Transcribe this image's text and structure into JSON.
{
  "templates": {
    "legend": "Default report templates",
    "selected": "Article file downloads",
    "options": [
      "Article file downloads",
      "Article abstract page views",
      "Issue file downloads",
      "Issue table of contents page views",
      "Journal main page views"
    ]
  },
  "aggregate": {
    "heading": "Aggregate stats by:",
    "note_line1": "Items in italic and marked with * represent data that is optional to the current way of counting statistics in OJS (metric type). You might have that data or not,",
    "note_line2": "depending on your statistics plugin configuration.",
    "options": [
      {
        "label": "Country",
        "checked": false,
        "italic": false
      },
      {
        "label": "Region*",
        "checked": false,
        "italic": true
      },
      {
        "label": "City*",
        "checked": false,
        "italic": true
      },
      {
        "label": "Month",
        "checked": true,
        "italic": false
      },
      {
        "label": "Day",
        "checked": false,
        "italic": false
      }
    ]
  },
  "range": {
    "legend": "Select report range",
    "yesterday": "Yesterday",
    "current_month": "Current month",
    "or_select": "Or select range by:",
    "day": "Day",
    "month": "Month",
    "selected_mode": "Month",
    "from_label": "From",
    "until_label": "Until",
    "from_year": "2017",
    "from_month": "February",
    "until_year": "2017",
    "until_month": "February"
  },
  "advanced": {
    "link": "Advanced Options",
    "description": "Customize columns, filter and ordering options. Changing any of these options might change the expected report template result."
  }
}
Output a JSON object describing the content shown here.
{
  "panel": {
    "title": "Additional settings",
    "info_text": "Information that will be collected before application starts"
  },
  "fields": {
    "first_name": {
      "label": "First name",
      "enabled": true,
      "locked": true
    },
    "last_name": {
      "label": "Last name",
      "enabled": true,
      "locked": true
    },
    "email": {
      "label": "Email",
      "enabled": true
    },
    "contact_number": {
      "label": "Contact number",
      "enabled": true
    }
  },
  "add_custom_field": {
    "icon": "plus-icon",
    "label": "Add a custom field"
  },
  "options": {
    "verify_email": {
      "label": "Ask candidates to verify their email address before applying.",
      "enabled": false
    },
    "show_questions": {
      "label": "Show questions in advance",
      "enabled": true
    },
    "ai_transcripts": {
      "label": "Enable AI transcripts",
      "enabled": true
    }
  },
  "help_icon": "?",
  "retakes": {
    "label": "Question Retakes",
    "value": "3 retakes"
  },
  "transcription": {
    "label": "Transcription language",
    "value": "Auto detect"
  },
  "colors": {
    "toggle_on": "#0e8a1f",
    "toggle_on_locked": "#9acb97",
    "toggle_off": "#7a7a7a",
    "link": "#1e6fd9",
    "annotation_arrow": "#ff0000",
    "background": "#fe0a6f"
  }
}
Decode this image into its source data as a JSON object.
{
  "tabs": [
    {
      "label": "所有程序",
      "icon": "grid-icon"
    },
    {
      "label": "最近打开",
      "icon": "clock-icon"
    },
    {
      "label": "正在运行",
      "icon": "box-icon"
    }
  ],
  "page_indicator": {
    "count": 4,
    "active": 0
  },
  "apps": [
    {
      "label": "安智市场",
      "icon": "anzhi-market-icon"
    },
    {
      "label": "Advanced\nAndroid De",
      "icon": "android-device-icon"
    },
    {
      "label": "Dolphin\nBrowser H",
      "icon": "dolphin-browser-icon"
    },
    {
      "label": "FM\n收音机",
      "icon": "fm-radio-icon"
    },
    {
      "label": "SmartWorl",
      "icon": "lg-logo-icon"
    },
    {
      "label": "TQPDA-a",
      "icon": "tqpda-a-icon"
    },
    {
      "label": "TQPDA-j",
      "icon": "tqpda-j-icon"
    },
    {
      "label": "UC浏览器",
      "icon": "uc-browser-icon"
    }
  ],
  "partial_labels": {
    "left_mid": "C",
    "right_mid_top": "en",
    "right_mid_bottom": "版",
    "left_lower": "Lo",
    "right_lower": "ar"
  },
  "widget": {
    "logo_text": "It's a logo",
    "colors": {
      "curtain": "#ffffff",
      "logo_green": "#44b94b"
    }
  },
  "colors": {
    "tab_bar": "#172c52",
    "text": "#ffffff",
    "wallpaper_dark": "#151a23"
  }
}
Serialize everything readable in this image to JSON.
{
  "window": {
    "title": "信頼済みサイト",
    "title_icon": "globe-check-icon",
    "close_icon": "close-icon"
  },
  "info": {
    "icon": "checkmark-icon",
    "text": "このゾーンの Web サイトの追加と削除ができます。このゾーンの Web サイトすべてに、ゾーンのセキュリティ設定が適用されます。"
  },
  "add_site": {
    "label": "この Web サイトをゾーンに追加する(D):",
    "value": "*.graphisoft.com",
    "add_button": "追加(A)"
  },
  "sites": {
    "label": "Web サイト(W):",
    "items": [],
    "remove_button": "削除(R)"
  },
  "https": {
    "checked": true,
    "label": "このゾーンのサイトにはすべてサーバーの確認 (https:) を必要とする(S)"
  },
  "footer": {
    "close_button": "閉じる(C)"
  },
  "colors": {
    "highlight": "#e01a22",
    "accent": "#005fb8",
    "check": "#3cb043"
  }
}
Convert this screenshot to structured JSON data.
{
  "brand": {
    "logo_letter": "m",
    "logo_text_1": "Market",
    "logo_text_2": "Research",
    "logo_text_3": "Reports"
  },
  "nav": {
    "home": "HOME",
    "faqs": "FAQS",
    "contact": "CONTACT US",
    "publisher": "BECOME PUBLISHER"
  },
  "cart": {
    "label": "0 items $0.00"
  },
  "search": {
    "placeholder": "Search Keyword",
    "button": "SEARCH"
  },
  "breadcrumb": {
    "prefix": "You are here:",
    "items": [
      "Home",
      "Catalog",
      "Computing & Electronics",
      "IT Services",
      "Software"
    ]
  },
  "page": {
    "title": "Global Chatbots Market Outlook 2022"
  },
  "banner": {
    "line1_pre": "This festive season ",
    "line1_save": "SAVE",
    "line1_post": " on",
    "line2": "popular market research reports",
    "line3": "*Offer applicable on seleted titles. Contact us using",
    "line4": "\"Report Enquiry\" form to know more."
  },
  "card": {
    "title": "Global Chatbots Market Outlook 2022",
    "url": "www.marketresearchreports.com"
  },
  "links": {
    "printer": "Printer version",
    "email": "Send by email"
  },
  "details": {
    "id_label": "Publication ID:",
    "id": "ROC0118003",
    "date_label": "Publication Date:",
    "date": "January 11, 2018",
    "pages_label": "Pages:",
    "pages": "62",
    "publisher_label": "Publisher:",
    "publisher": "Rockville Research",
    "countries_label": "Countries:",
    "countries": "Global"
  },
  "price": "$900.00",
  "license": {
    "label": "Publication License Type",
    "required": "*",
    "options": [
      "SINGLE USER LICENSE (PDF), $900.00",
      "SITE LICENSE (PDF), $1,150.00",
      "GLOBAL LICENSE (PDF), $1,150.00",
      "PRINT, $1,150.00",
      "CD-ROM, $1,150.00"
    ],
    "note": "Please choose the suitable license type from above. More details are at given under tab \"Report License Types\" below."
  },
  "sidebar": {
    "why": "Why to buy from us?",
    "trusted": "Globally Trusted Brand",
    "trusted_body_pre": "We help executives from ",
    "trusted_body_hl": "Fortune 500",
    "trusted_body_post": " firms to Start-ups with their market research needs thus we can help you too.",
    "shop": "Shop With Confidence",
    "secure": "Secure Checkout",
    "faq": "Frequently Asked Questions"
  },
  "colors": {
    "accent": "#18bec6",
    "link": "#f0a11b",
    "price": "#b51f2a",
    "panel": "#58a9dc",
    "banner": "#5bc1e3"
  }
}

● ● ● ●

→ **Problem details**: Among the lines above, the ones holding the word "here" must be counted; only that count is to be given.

→ **Output**: 2